======== SOURCE INFORMATION

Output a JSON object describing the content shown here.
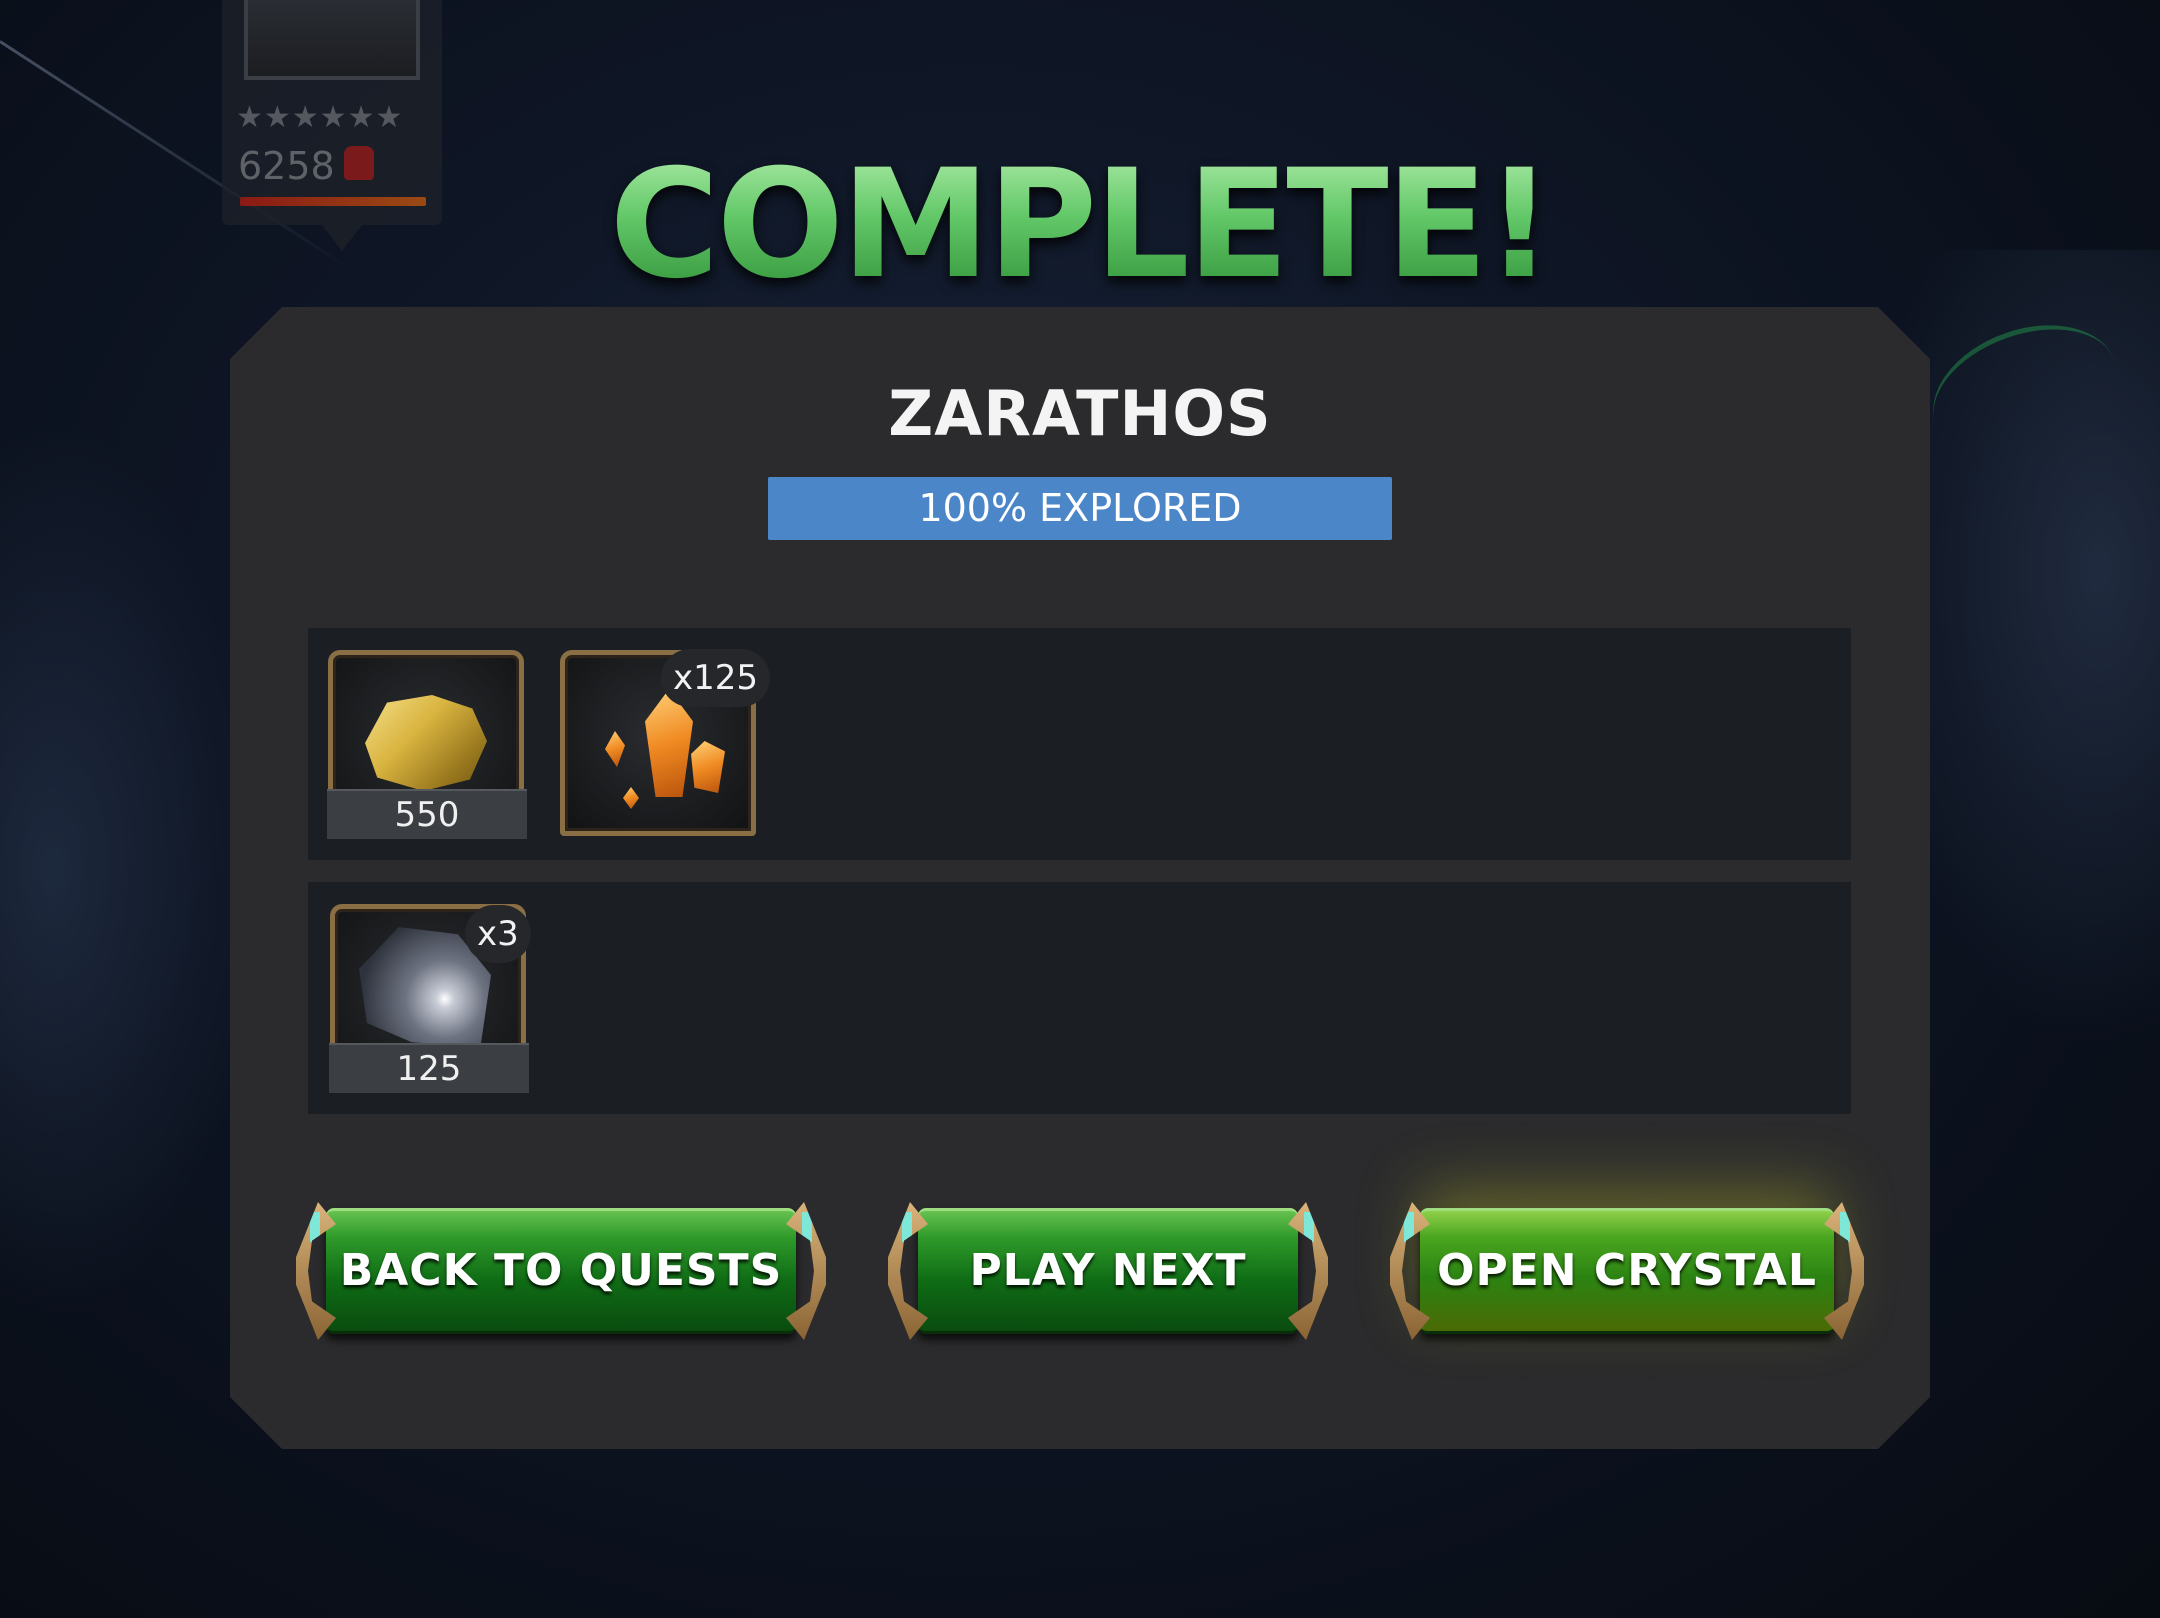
{
  "champion_card": {
    "stars": "★★★★★★",
    "rating": "6258"
  },
  "title": "COMPLETE!",
  "panel": {
    "region_name": "ZARATHOS",
    "explored_text": "100% EXPLORED",
    "explored_percent": 100
  },
  "rewards": {
    "row1": [
      {
        "icon": "gold-icon",
        "label": "550"
      },
      {
        "icon": "crystal-shard-icon",
        "badge": "x125"
      }
    ],
    "row2": [
      {
        "icon": "premium-crystal-icon",
        "label": "125",
        "badge": "x3"
      }
    ]
  },
  "buttons": {
    "back": "BACK TO QUESTS",
    "play_next": "PLAY NEXT",
    "open_crystal": "OPEN CRYSTAL"
  },
  "colors": {
    "title_green": "#5ec46c",
    "panel": "#2b2b2d",
    "explored_bar": "#4a86c8",
    "button_green": "#0f6c15"
  }
}
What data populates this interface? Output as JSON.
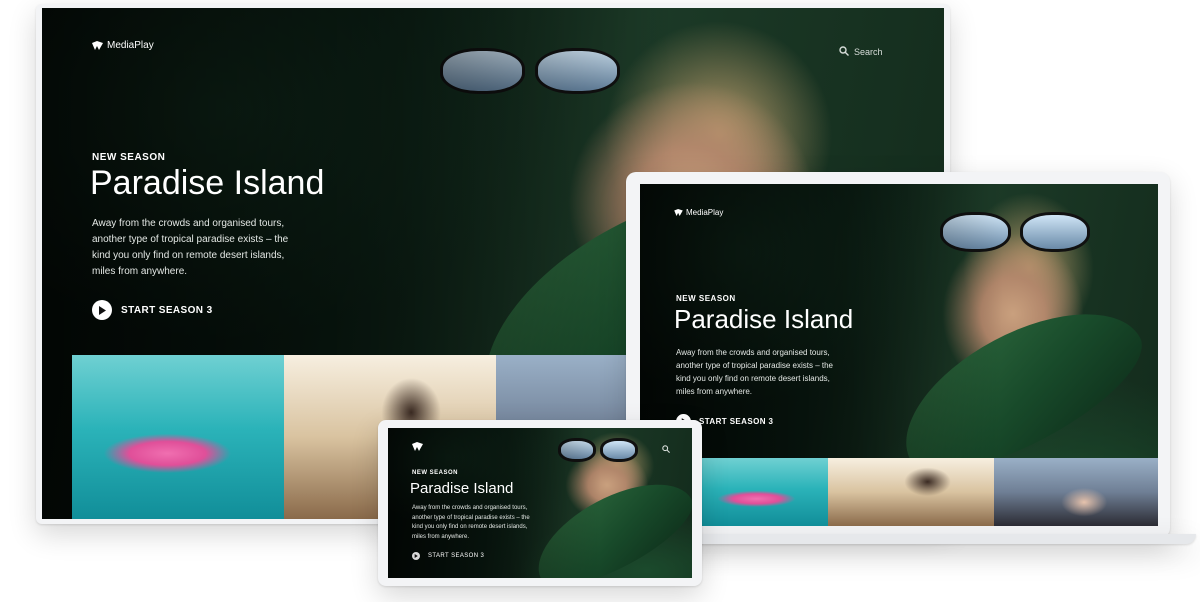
{
  "brand": {
    "name": "MediaPlay"
  },
  "search": {
    "label": "Search"
  },
  "hero": {
    "eyebrow": "NEW SEASON",
    "title": "Paradise Island",
    "description": "Away from the crowds and organised tours, another type of tropical paradise exists – the kind you only find on remote desert islands, miles from anywhere.",
    "cta_label": "START SEASON 3"
  },
  "thumbnails": [
    "flamingo-pool-image",
    "motorbike-rider-image",
    "hair-styling-image"
  ],
  "colors": {
    "page_background": "#ffffff",
    "bezel": "#f3f4f6",
    "text_primary": "#ffffff",
    "accent_leaf": "#184a2a"
  }
}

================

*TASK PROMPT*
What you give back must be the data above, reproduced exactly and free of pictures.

*RESPONSE*
Output a JSON object describing the content shown here.
{
  "champion_card": {
    "stars": "★★★★★★",
    "rating": "6258"
  },
  "title": "COMPLETE!",
  "panel": {
    "region_name": "ZARATHOS",
    "explored_text": "100% EXPLORED",
    "explored_percent": 100
  },
  "rewards": {
    "row1": [
      {
        "icon": "gold-icon",
        "label": "550"
      },
      {
        "icon": "crystal-shard-icon",
        "badge": "x125"
      }
    ],
    "row2": [
      {
        "icon": "premium-crystal-icon",
        "label": "125",
        "badge": "x3"
      }
    ]
  },
  "buttons": {
    "back": "BACK TO QUESTS",
    "play_next": "PLAY NEXT",
    "open_crystal": "OPEN CRYSTAL"
  },
  "colors": {
    "title_green": "#5ec46c",
    "panel": "#2b2b2d",
    "explored_bar": "#4a86c8",
    "button_green": "#0f6c15"
  }
}
What data populates this interface? Output as JSON.
{
  "brand": {
    "name": "MediaPlay"
  },
  "search": {
    "label": "Search"
  },
  "hero": {
    "eyebrow": "NEW SEASON",
    "title": "Paradise Island",
    "description": "Away from the crowds and organised tours, another type of tropical paradise exists – the kind you only find on remote desert islands, miles from anywhere.",
    "cta_label": "START SEASON 3"
  },
  "thumbnails": [
    "flamingo-pool-image",
    "motorbike-rider-image",
    "hair-styling-image"
  ],
  "colors": {
    "page_background": "#ffffff",
    "bezel": "#f3f4f6",
    "text_primary": "#ffffff",
    "accent_leaf": "#184a2a"
  }
}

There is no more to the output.